translation and minding the gaps

"...The most basic of which is this puzzlingly persistent notion that the net itself is a borderless state, a kind of endless public domain, open to intervention from anyone, anytime, any place. I think it's important to think through the ways in which this utopian ideal is in fact less than true: the net is amorphous but it's not limitless. Forgive me if all of this is extremely obvious.

First: how many web programming languages exist that are not based in the English language? Almost every web page out there, no matter what its surface linguistics (or how dynamic they may be in the service of hyperconsumerism), has an understructure with some percentage of English through which it must pass before entering machine translation and passing its packets to the network. Its programmer has had to learn some percentage of English in order to master the technical skills to communicate through the network.

It's no accident that in Lebanon, for example, a once rabidly Francophile and Francophone country has become almost totally Anglophone (and bi- instead of tri-lingual) in one generation - the IM generation.

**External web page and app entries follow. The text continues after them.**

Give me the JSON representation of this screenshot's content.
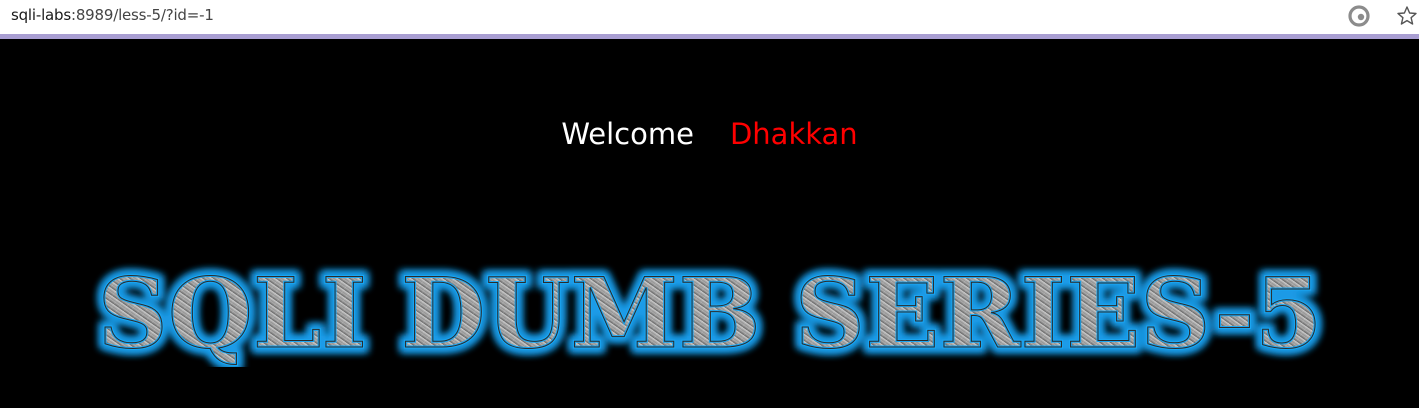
{
  "browser": {
    "url_host": "sqli-labs",
    "url_rest": ":8989/less-5/?id=-1",
    "icons": {
      "refresh": "edge-refresh-icon",
      "favorite": "star-icon"
    }
  },
  "page": {
    "welcome_label": "Welcome",
    "welcome_name": "Dhakkan",
    "banner_text": "SQLI DUMB SERIES-5",
    "colors": {
      "background": "#000000",
      "welcome": "#ffffff",
      "name": "#ff0000",
      "banner_glow": "#1e9be8",
      "banner_metal": "#9a9a9a"
    }
  }
}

Second, as we all probably know from our own experiences, as online communities grow and build up histories, they develop their own border policies and politics of exclusion. It's not just the governmental and corporate web that's under watch, but also each little group building fences and policing itself.

Third, cash limits access to domains, domain names, server space, and so on for web producers, just as it limits access to computers, training, high-speed service, good cable and phone lines, and so on for web consumers. People without economic resources can contribute to communities or collective projects like wikis or folksonomies, but may not be able to work as individuals.

I bring all this up not to be depressing and cynical, but to suggest that perhaps the most productive way to bring the idea of site-specific or community-based practice online is to engage with the places, communities and histories of the net itself - or to make a deliberate effort to discover the gaps in the network - the sites of absence, where voices are missing or elided, or the online border zones, places of transition, translation and in-between, parallel to sites like San Diego/Tijuana - and use those spaces to launch mediations between on and offline practice."--Mariam Ghani [read entire post >>; read entire September archive >>]

Posted by jo at September 29, 2005 11:41 AM